Automation is all the rage. Current trends suggest it's here to stay. The technology can make tedious and time-consuming tasks easier and use AI to learn independently. However, while automation and machine learning evolve at unprecedented speeds, automation can only happen with proper oversight.

The thing about automation is that it requires human input at some point. And just like humans, it can make mistakes, which is why humans are still needed to oversee the process to avoid automation disasters.

Why? Computers can't judge the quality of their outputs—at least, not yet—so it's crucial to have skilled human teams to help train the models and fine-tune the results.

Here are some examples of why automation (and AI) shouldn't be the go-to solution for every situation, especially in business...

AI-generated advertisements

AI imaging platforms like OpenAI's DALL-E are advanced and can make great images with simple text prompts. You can use AI to create ads and even the people that appear in ads, but beware—the results aren't always perfect.

Here's a fashion model I prompted for an ad for my fictitious fashion company. I used NightCafe Creator, based on a Stable Diffusion model. As you can see, this output has some imperfections, such as the two necks.

The AI doesn't know that multiple necks differ from what you want.
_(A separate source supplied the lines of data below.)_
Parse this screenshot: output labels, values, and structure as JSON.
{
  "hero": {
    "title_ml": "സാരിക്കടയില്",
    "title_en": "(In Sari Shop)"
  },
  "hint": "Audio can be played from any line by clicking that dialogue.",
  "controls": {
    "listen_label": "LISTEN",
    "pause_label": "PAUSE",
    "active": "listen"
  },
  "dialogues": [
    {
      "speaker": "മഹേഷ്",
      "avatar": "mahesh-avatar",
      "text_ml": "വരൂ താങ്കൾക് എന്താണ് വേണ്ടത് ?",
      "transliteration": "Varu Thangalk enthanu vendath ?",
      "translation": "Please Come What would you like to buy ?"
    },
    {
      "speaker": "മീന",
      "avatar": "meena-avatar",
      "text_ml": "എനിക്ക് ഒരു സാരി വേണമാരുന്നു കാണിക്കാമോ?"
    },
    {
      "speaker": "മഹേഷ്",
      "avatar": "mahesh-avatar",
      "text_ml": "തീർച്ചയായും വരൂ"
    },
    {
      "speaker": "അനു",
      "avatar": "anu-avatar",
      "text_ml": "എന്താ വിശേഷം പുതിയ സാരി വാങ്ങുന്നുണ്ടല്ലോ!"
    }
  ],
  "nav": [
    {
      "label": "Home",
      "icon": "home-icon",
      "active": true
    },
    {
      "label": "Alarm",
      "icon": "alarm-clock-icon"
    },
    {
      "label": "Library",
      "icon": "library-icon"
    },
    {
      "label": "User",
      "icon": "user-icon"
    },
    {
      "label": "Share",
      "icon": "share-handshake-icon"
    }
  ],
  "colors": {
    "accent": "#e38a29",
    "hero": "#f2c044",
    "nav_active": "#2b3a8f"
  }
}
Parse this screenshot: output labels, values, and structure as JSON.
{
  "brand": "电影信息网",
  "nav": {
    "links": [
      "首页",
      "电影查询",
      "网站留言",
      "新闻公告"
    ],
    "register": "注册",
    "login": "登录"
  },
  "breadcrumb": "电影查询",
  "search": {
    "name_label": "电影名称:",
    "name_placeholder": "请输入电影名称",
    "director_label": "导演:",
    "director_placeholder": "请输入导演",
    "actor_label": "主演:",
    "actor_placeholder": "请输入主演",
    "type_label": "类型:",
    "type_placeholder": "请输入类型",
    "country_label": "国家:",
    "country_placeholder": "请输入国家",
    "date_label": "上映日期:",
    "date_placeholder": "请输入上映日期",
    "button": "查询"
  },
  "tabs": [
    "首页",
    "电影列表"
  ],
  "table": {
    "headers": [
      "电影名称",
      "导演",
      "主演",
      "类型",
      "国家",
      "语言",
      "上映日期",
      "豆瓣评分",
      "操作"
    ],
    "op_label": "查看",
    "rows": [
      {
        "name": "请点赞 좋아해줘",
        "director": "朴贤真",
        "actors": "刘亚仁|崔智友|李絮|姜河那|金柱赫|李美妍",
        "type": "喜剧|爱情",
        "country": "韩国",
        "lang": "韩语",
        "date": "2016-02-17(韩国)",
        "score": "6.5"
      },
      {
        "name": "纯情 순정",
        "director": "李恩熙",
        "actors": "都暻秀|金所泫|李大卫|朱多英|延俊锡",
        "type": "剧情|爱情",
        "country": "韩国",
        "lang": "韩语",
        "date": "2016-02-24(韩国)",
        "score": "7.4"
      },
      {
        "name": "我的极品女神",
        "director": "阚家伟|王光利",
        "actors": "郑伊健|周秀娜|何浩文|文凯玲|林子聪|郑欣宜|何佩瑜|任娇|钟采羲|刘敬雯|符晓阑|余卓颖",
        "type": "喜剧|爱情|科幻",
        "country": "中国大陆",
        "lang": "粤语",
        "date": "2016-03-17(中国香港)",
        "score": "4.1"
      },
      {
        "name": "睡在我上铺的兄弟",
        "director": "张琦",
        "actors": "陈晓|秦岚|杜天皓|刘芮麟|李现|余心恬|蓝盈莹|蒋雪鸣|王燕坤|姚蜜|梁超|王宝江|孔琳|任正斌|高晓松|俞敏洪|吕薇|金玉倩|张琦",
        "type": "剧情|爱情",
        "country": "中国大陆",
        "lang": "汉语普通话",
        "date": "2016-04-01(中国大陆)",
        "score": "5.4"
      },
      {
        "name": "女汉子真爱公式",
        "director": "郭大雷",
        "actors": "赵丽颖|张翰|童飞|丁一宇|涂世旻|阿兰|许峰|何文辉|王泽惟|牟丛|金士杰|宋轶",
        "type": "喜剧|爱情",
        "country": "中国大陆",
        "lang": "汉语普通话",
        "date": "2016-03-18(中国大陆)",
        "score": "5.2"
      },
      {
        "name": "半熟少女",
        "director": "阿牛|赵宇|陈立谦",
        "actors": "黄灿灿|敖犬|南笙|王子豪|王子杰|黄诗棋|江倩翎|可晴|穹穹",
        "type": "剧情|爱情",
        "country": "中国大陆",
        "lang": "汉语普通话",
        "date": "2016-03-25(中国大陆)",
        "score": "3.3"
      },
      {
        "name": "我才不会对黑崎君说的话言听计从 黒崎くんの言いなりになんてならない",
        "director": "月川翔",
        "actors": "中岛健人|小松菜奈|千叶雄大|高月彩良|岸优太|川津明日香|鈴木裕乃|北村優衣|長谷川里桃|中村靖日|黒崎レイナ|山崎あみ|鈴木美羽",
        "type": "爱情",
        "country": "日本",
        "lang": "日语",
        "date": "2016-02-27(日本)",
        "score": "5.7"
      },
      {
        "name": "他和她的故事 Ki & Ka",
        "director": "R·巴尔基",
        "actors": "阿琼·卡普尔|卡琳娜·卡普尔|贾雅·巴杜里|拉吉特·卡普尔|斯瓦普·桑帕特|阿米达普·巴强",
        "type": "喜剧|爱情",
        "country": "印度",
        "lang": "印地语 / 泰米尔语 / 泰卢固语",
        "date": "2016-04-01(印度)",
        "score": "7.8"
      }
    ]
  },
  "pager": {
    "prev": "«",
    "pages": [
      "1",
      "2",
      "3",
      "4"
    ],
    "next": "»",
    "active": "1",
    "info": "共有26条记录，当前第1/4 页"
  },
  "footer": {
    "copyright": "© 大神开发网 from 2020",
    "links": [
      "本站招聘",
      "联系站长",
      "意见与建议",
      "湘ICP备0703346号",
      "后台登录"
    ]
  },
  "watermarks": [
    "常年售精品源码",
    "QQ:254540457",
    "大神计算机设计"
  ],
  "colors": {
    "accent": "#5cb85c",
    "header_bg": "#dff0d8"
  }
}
It would be best to use humans to ensure optimal results before spending money on an ad. (AI is also notoriously bad at rendering hands, so check those artificially generated appendages closely.)

Either way, you will need a creative team to examine AI images for flaws and use graphic design skills for impactful ad layouts and text additions.

Complex blog strategy will still be human, but AI can help with volume

While there are advanced image generators, AI can now also write entire articles using simple input. This is very exciting for most Content Managers. With a great strategy and clear prompts, generative AI will be like having dozens of writers in the room. It can also cover many different topics, whereas a writer might be more comfortable in one area over another.

Platforms such as ChatGPT (also from OpenAI) are making headlines for writing everything from how-to guides to poetry—using an artificial neural network. It can also handle some customer service functions, powering chatbots as a first line of communication with your clients.

Here's an excerpt of a blog post I made with ChatGPT Playground (a user-friendly interface) using the prompt: "blog post about how human writers are smarter than AI":

In the end, AI writers can help create straightforward content. However, human writers are still much better at making exciting stories, making you think, and having meaning. AI writers need to gain human writers' creativity, understanding, and critical thinking skills. This means that human writers can create much more exciting and powerful content.

I couldn't have said it better myself. But rest assured. AI is still valuable for content writers, managers, and marketers. They can help with a strong base or even create good technical pieces.

You will likely still need human writers/editors to check over the generated results. While an algorithm can pull together a business blog post, it doesn't mean the generated words communicate what you want them to. It will be a helpful research tool for any topic. A human can then come in to edit, make sure the piece is "on brand", and then analyze the results of each piece.

Trusting the language processor fully is a good way to experience automation nightmares. However, the results can be used as a solid base to create the finished product—complete with proper formatting, images, and authoritative links.

Automation fails: User experience tests

Commonly known as UX, it significantly influences how your online visitors experience your website and other customer touchpoints. While you can use a machine to test your site's usability, you shouldn't.

That's because UX is a uniquely human experience. So instead of only running automated tests to see if your digital assets run smoothly, use human teams to tell you if your site is easy to navigate.

Ultimately, you want humans to use your platforms, so we must tailor them to the users. If your online experience could be better, you may lose potential customers before they get to the checkout.

One-time/limited executions

While Robotic Process Automation (RPA) is great for speeding up repetitive tasks, you probably shouldn't use it to run a unique process. Automation fails are all too common when you believe it's one-size-fits-all. You still require expertise to properly get the most our of automation.

RPA is programmed to complete a specific action or workflow. Still, because it's narrow in scope, it could mess up the output when introducing new elements. A person must change the workflow if it needs to be changed and ensure that the automation is giving the most accurate results.

Here's an additional point when not to use automation, courtesy of ChatGPT:

Another vital factor to consider is whether automation is cost-effective. Automation can be expensive to set up; if you're only running a few processes, it may not be worth the cost.

Make automation Wrk for you

You can avoid automation fails by choosing a platform like Wrk that uses a hybrid delivery platform. That means in addition to our automated Wrfklows. You'll also benefit from our human teams to ensure the best results for your business.

Learn how we can help you avoid automation disasters by starting a free trial